## EXCERPTED RECORDS
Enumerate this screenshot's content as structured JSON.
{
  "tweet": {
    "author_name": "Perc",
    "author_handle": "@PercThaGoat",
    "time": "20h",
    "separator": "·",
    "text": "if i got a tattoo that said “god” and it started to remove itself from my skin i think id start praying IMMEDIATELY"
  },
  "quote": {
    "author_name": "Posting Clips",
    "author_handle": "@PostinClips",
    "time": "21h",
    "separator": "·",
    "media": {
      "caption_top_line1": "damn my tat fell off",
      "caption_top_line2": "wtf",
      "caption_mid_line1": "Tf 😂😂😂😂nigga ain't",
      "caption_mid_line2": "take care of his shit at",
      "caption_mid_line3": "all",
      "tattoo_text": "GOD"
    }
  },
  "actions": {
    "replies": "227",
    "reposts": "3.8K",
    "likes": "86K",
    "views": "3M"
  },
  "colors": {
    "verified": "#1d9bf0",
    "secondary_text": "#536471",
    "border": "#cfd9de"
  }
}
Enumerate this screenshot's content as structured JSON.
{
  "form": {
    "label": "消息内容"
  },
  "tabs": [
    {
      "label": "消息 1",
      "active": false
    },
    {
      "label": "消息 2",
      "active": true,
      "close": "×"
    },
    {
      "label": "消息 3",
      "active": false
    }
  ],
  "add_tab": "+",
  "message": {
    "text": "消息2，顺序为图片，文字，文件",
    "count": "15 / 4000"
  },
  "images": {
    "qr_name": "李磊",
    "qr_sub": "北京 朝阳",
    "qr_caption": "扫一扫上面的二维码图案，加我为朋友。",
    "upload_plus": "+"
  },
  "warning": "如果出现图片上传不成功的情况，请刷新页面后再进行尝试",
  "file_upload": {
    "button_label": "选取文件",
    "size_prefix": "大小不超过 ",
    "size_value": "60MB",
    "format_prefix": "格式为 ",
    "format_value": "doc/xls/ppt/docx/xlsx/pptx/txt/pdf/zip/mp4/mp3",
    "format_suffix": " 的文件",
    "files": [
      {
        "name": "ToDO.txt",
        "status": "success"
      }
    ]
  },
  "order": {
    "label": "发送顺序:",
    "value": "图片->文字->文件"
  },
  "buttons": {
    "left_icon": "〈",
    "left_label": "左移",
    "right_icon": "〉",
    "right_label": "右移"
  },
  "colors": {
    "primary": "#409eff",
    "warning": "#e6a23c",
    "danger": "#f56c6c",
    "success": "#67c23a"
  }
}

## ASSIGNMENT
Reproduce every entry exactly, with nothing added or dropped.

## WRITTEN ANSWER
Enumerate this screenshot's content as structured JSON.
{
  "tweet": {
    "author_name": "Perc",
    "author_handle": "@PercThaGoat",
    "time": "20h",
    "separator": "·",
    "text": "if i got a tattoo that said “god” and it started to remove itself from my skin i think id start praying IMMEDIATELY"
  },
  "quote": {
    "author_name": "Posting Clips",
    "author_handle": "@PostinClips",
    "time": "21h",
    "separator": "·",
    "media": {
      "caption_top_line1": "damn my tat fell off",
      "caption_top_line2": "wtf",
      "caption_mid_line1": "Tf 😂😂😂😂nigga ain't",
      "caption_mid_line2": "take care of his shit at",
      "caption_mid_line3": "all",
      "tattoo_text": "GOD"
    }
  },
  "actions": {
    "replies": "227",
    "reposts": "3.8K",
    "likes": "86K",
    "views": "3M"
  },
  "colors": {
    "verified": "#1d9bf0",
    "secondary_text": "#536471",
    "border": "#cfd9de"
  }
}
Enumerate this screenshot's content as structured JSON.
{
  "form": {
    "label": "消息内容"
  },
  "tabs": [
    {
      "label": "消息 1",
      "active": false
    },
    {
      "label": "消息 2",
      "active": true,
      "close": "×"
    },
    {
      "label": "消息 3",
      "active": false
    }
  ],
  "add_tab": "+",
  "message": {
    "text": "消息2，顺序为图片，文字，文件",
    "count": "15 / 4000"
  },
  "images": {
    "qr_name": "李磊",
    "qr_sub": "北京 朝阳",
    "qr_caption": "扫一扫上面的二维码图案，加我为朋友。",
    "upload_plus": "+"
  },
  "warning": "如果出现图片上传不成功的情况，请刷新页面后再进行尝试",
  "file_upload": {
    "button_label": "选取文件",
    "size_prefix": "大小不超过 ",
    "size_value": "60MB",
    "format_prefix": "格式为 ",
    "format_value": "doc/xls/ppt/docx/xlsx/pptx/txt/pdf/zip/mp4/mp3",
    "format_suffix": " 的文件",
    "files": [
      {
        "name": "ToDO.txt",
        "status": "success"
      }
    ]
  },
  "order": {
    "label": "发送顺序:",
    "value": "图片->文字->文件"
  },
  "buttons": {
    "left_icon": "〈",
    "left_label": "左移",
    "right_icon": "〉",
    "right_label": "右移"
  },
  "colors": {
    "primary": "#409eff",
    "warning": "#e6a23c",
    "danger": "#f56c6c",
    "success": "#67c23a"
  }
}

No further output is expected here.